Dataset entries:
══════════

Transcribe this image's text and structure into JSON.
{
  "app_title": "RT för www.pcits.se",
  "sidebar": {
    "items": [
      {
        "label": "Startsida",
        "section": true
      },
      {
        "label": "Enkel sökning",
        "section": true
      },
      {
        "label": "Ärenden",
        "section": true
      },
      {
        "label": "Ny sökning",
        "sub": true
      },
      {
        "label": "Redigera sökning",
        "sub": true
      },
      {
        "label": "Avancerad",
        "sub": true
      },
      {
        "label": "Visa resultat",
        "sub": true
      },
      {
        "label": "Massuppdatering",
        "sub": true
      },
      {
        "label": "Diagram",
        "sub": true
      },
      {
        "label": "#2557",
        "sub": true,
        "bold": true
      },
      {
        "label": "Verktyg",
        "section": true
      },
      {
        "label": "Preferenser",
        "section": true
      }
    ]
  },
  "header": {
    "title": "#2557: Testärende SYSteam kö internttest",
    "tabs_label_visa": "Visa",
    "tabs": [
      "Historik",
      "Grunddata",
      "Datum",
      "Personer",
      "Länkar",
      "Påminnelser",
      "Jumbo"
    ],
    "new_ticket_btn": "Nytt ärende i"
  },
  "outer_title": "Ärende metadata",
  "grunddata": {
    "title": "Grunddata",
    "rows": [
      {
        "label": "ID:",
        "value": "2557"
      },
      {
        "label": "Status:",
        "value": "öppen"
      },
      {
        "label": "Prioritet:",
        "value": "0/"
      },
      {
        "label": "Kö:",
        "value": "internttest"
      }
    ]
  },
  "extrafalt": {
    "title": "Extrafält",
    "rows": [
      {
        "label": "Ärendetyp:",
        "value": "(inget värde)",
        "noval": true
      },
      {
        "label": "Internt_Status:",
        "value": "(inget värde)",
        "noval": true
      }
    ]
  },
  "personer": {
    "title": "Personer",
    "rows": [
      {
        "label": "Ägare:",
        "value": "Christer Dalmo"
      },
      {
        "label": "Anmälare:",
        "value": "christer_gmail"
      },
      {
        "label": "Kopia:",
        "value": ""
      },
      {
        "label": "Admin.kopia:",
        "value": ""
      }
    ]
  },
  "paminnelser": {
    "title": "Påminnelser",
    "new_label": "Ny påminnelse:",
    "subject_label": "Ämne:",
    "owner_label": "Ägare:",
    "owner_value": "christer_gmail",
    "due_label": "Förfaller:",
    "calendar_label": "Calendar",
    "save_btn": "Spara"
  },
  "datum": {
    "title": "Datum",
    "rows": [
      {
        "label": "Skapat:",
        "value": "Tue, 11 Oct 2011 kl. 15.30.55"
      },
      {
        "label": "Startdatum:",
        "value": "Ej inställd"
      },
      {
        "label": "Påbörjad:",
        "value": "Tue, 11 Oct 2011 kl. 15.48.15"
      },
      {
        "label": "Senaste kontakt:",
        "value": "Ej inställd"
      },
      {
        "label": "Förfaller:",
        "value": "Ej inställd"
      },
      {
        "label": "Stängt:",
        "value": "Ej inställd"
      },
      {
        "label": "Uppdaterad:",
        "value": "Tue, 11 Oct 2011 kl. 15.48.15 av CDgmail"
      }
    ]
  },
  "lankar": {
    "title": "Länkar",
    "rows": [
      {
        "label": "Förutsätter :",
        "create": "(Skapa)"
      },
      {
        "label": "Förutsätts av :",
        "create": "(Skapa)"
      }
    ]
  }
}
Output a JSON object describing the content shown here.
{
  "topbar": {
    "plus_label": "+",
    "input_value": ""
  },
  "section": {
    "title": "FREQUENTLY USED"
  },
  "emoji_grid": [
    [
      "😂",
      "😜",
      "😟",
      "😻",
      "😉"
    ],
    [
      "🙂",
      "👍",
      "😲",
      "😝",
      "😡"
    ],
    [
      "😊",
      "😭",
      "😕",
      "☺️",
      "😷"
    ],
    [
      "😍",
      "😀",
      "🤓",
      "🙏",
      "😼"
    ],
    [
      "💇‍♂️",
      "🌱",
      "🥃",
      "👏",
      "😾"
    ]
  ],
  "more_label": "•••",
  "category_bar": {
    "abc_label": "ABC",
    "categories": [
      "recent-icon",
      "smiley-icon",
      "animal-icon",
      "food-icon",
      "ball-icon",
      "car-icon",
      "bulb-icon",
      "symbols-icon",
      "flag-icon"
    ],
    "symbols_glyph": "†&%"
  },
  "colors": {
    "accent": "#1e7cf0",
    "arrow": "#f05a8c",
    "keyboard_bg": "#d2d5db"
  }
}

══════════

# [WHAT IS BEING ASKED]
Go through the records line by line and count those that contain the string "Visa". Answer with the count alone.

# [RESULT FOR THIS EXERCISE]
2